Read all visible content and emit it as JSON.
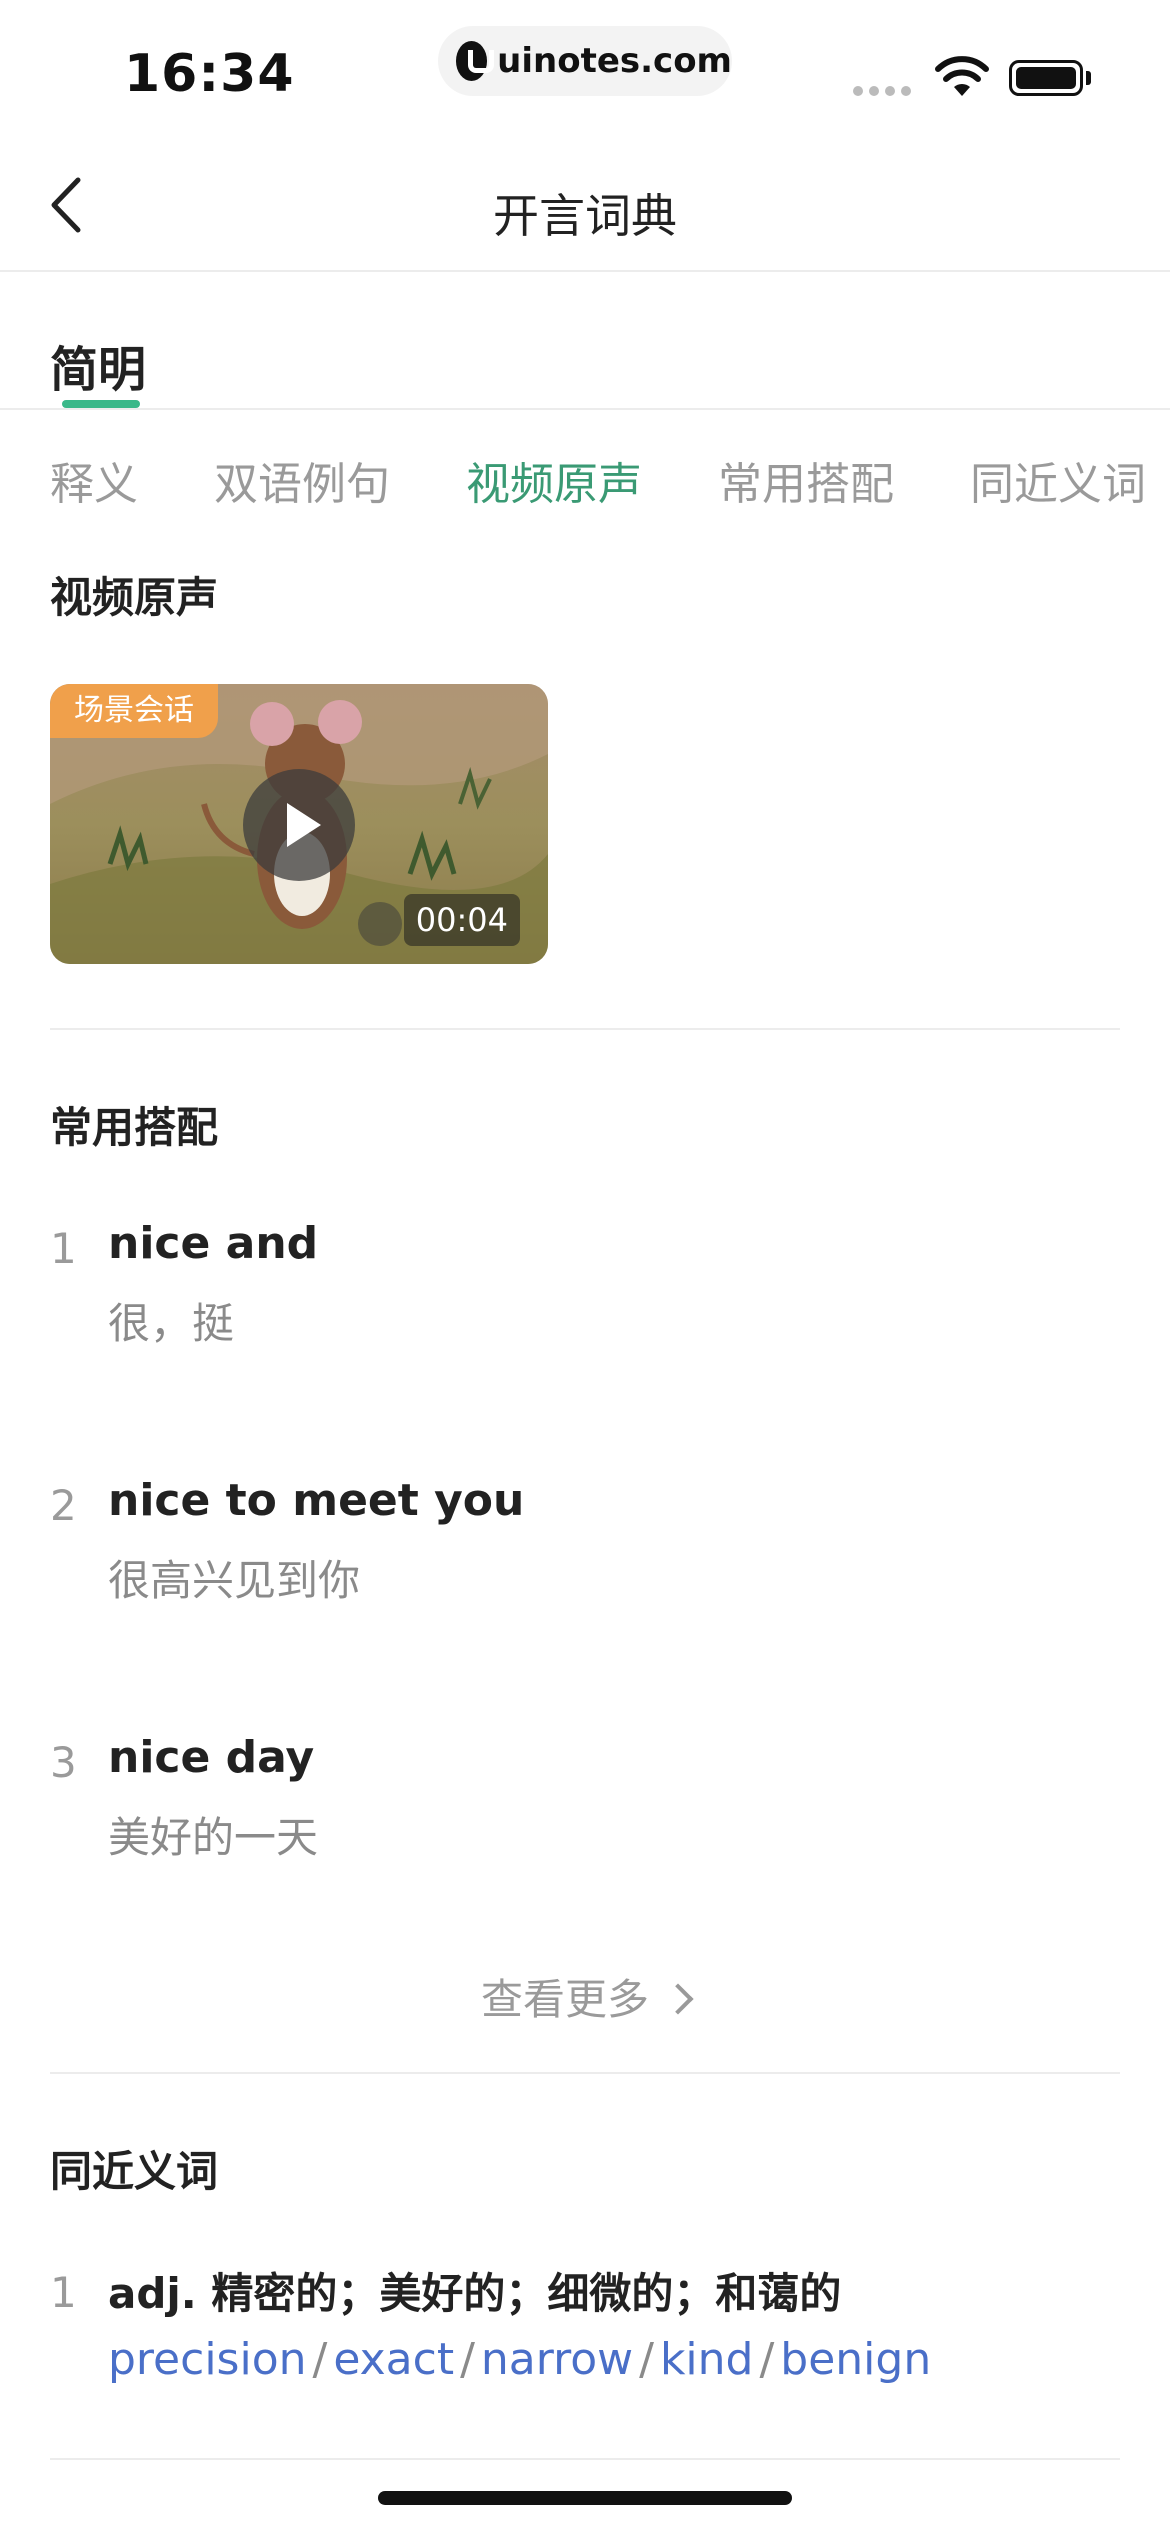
{
  "status_bar": {
    "time": "16:34",
    "url": "uinotes.com"
  },
  "nav": {
    "title": "开言词典"
  },
  "simple_tab": "简明",
  "section_tabs": [
    {
      "label": "释义",
      "active": false
    },
    {
      "label": "双语例句",
      "active": false
    },
    {
      "label": "视频原声",
      "active": true
    },
    {
      "label": "常用搭配",
      "active": false
    },
    {
      "label": "同近义词",
      "active": false
    }
  ],
  "video_section": {
    "heading": "视频原声",
    "badge": "场景会话",
    "duration": "00:04"
  },
  "collocations": {
    "heading": "常用搭配",
    "items": [
      {
        "num": "1",
        "en": "nice and",
        "cn": "很，挺"
      },
      {
        "num": "2",
        "en": "nice to meet you",
        "cn": "很高兴见到你"
      },
      {
        "num": "3",
        "en": "nice day",
        "cn": "美好的一天"
      }
    ],
    "more_label": "查看更多"
  },
  "synonyms": {
    "heading": "同近义词",
    "items": [
      {
        "num": "1",
        "definition": "adj. 精密的；美好的；细微的；和蔼的",
        "words": [
          "precision",
          "exact",
          "narrow",
          "kind",
          "benign"
        ]
      }
    ]
  },
  "colors": {
    "accent": "#3ab889",
    "active_tab": "#3a9a74",
    "link": "#4a6fc8",
    "badge": "#f0a04b"
  }
}
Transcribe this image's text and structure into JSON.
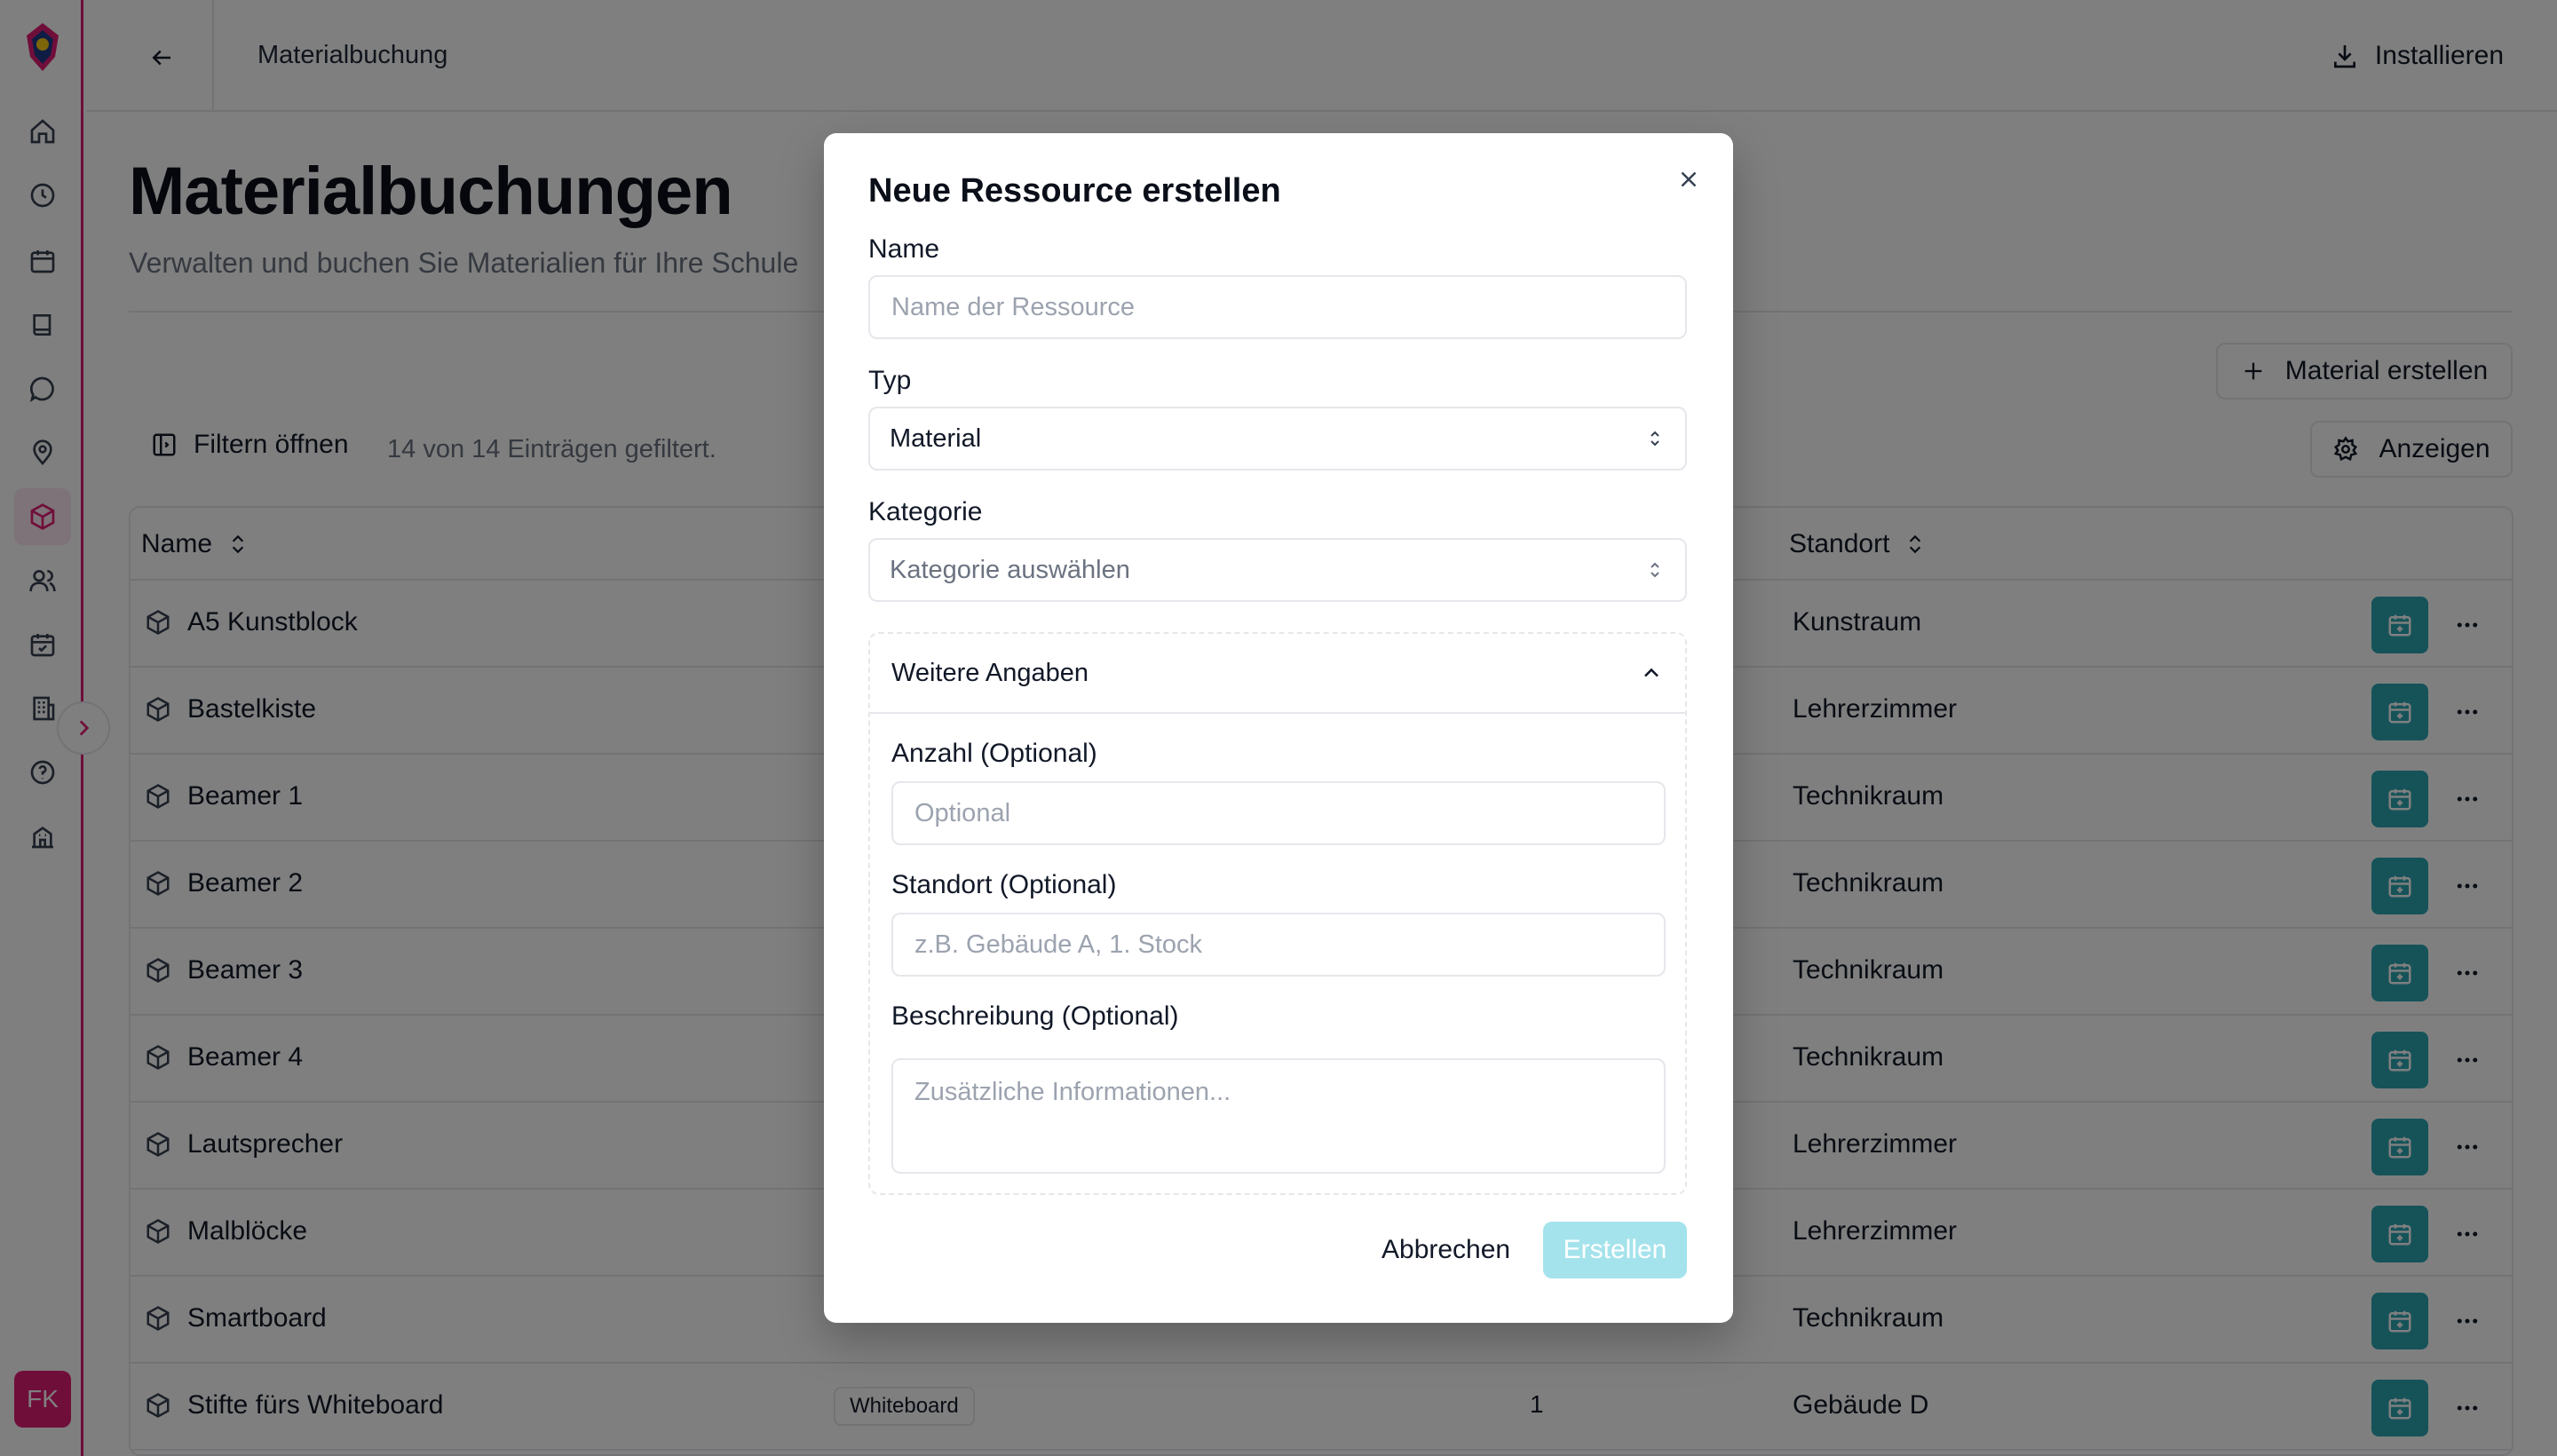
{
  "topbar": {
    "title": "Materialbuchung",
    "install_label": "Installieren"
  },
  "page": {
    "title": "Materialbuchungen",
    "subtitle": "Verwalten und buchen Sie Materialien für Ihre Schule",
    "create_material_label": "Material erstellen",
    "filter_label": "Filtern öffnen",
    "filter_info": "14 von 14 Einträgen gefiltert.",
    "display_label": "Anzeigen"
  },
  "user": {
    "initials": "FK"
  },
  "table": {
    "headers": {
      "name": "Name",
      "location": "Standort"
    },
    "rows": [
      {
        "name": "A5 Kunstblock",
        "location": "Kunstraum"
      },
      {
        "name": "Bastelkiste",
        "location": "Lehrerzimmer"
      },
      {
        "name": "Beamer 1",
        "location": "Technikraum"
      },
      {
        "name": "Beamer 2",
        "location": "Technikraum"
      },
      {
        "name": "Beamer 3",
        "location": "Technikraum"
      },
      {
        "name": "Beamer 4",
        "location": "Technikraum"
      },
      {
        "name": "Lautsprecher",
        "location": "Lehrerzimmer"
      },
      {
        "name": "Malblöcke",
        "location": "Lehrerzimmer"
      },
      {
        "name": "Smartboard",
        "location": "Technikraum"
      },
      {
        "name": "Stifte fürs Whiteboard",
        "type": "Whiteboard",
        "quantity": "1",
        "location": "Gebäude D"
      }
    ]
  },
  "modal": {
    "title": "Neue Ressource erstellen",
    "name_label": "Name",
    "name_placeholder": "Name der Ressource",
    "type_label": "Typ",
    "type_value": "Material",
    "category_label": "Kategorie",
    "category_placeholder": "Kategorie auswählen",
    "details_title": "Weitere Angaben",
    "quantity_label": "Anzahl  (Optional)",
    "quantity_placeholder": "Optional",
    "location_label": "Standort  (Optional)",
    "location_placeholder": "z.B. Gebäude A, 1. Stock",
    "description_label": "Beschreibung  (Optional)",
    "description_placeholder": "Zusätzliche Informationen...",
    "cancel_label": "Abbrechen",
    "create_label": "Erstellen"
  },
  "colors": {
    "accent": "#e11d74",
    "teal": "#2aa6b3",
    "create_disabled": "#a5e3ec"
  }
}
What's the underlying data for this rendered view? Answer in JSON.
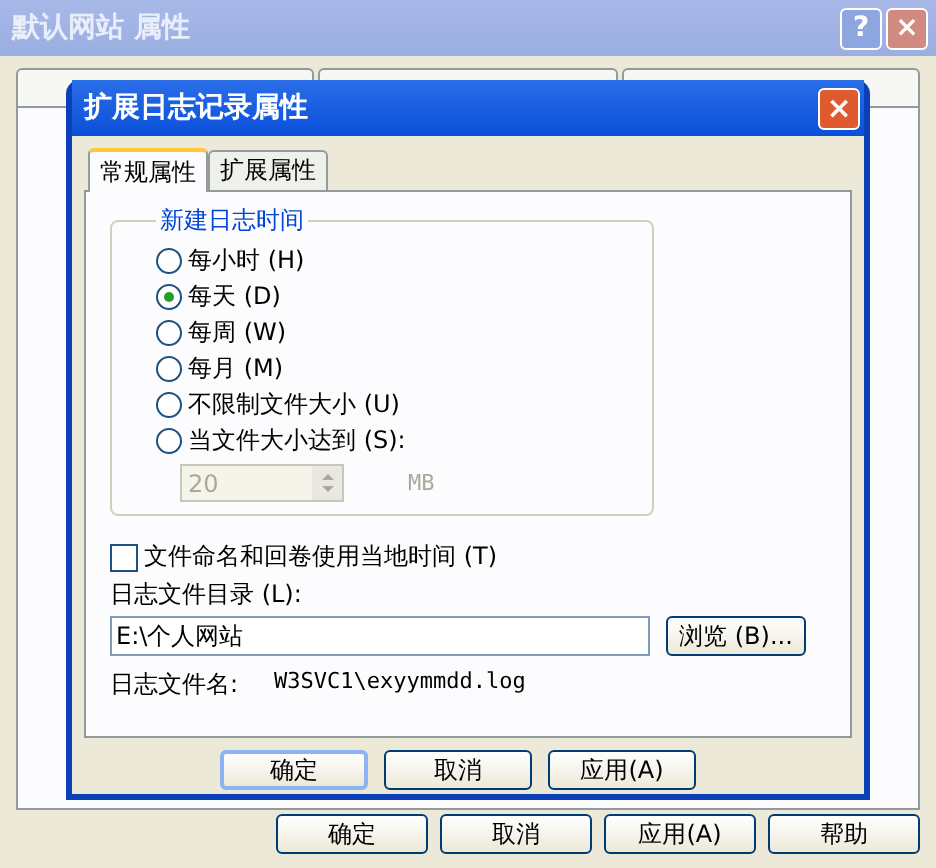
{
  "window": {
    "title": "默认网站 属性"
  },
  "window_buttons": [
    "?",
    "×"
  ],
  "window_buttons_bottom": [
    "确定",
    "取消",
    "应用(A)",
    "帮助"
  ],
  "dialog": {
    "title": "扩展日志记录属性",
    "close": "×",
    "tabs": [
      {
        "label": "常规属性",
        "selected": true
      },
      {
        "label": "扩展属性",
        "selected": false
      }
    ],
    "group": {
      "title": "新建日志时间",
      "options": [
        {
          "label": "每小时 (H)",
          "selected": false
        },
        {
          "label": "每天 (D)",
          "selected": true
        },
        {
          "label": "每周 (W)",
          "selected": false
        },
        {
          "label": "每月 (M)",
          "selected": false
        },
        {
          "label": "不限制文件大小 (U)",
          "selected": false
        },
        {
          "label": "当文件大小达到 (S):",
          "selected": false
        }
      ],
      "size": {
        "value": "20",
        "unit": "MB",
        "disabled": true
      }
    },
    "local_time": {
      "label": "文件命名和回卷使用当地时间 (T)",
      "checked": false
    },
    "dir_label": "日志文件目录 (L):",
    "dir_value": "E:\\个人网站",
    "browse": "浏览 (B)...",
    "file_label": "日志文件名:",
    "file_value": "W3SVC1\\exyymmdd.log",
    "buttons": [
      "确定",
      "取消",
      "应用(A)"
    ]
  }
}
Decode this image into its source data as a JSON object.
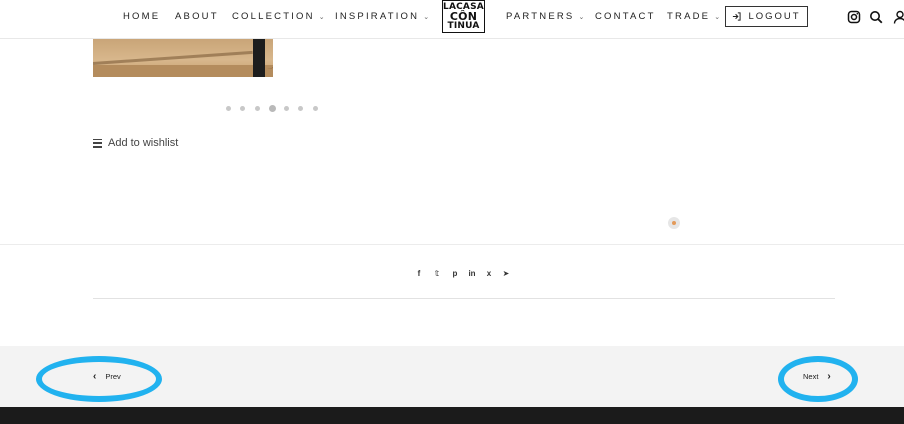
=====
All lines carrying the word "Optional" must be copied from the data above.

    "quantity_label": "Anzahl  (Optional)",
    "quantity_placeholder": "Optional",
    "location_label": "Standort  (Optional)",
    "description_label": "Beschreibung  (Optional)",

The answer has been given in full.